"I've always loved him--and I want to thank you, Mr. Brainard," she said with her simple directness. And before Larry could make response of any kind, she shifted the subject.
"I really came in to see you on business, Mr. Brainard. I hope I made my attitude toward you clear enough last night. If I did not, let me say now that I think you have made good in every particular--and that I trust you in every particular. What I wished especially to say now," she went on briskly, giving Larry no chance to stammer out his appreciation, "is that I wish to go ahead without any delay with your proposition for developing the Sherwood properties in New York City which we discussed some time ago. A former objection you raised is now removed: you are cleared, and are free to work in the open. I want you to take charge of affairs, with Dick working beside you. I think it will be Dick's big chance. I've talked it over with him this morning, and he's eager for the arrangement. I hope you are not going to refuse the offer this time."

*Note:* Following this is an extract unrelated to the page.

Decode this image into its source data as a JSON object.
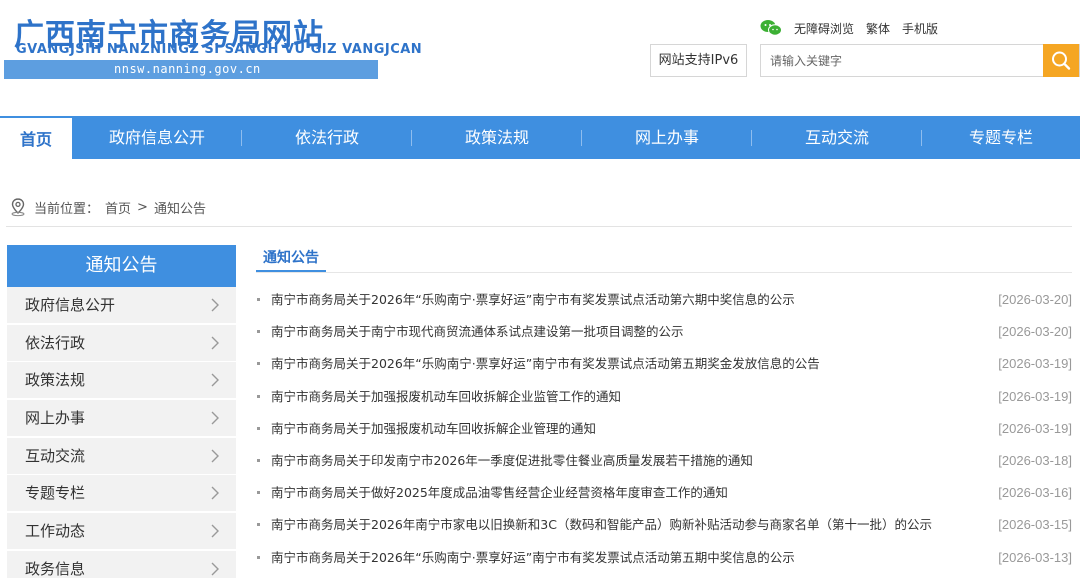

"I can't--not such an offer as that," Larry said huskily. "But, Miss Sherwood, I didn't expect--"
"Then it's settled," she interrupted with her brisk tone. "There'll be a lot of details, but we'll have plenty of time to talk them over later." She stood up. "There are some changes here at Cedar Crest which I want begun at once and which I want you to supervise. If you don't mind we'll look things over now."
He followed beside her along the curving, graveled walks. She headed toward the cliff, but he had no idea where she was leading until a sharp turn brought them almost upon the low cottage which these last few weeks had been Joe Ellison's home.
"Here is where we start our changes," said the business-like Miss Sherwood. "The door's open, so we might as well go right in."
They stepped into a tiny entry, and from thence into a little sitting- room. The room was filled with cut flowers, but Larry did not even see them. For as they entered, Maggie sprang up, startled, from a chair, and, whiter than she had been before in all her life, gazed at him as if she wanted to run away. She stood trembling and slender in a linen frock of most simple and graceful lines. It was Miss Sherwood's frock, though Larry did not know this; already it had been decided that all those showy Grantham gowns were never to be worn again.
Once more Miss Sherwood came to the rescue of a stupendous situation, just as her tact had rescued a situation too great for words the night before.